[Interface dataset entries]
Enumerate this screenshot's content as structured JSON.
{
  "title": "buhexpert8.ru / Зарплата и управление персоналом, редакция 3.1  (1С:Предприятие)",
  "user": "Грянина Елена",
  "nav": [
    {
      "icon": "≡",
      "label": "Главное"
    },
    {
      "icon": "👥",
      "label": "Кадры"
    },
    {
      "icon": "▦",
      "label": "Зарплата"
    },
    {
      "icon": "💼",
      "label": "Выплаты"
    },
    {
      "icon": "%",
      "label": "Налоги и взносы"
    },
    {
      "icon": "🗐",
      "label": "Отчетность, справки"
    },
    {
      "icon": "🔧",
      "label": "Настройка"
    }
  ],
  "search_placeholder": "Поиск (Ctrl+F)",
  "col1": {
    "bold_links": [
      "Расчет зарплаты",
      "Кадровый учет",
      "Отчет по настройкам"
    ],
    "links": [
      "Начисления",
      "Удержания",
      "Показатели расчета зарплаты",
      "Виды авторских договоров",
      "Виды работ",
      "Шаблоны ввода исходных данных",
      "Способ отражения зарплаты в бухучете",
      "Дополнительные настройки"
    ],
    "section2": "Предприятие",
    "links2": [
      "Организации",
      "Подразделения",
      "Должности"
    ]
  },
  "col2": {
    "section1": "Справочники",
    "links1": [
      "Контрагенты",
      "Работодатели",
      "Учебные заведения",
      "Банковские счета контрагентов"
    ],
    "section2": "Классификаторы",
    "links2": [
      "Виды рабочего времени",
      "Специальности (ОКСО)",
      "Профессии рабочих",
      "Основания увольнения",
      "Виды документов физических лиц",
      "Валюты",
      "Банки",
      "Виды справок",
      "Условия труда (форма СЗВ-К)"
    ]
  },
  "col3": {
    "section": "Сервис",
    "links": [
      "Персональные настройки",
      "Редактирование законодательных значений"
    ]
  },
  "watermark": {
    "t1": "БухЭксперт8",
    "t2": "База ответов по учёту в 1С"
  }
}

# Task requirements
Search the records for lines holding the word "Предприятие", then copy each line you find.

# Task response
  "title": "buhexpert8.ru / Зарплата и управление персоналом, редакция 3.1  (1С:Предприятие)",
    "section2": "Предприятие",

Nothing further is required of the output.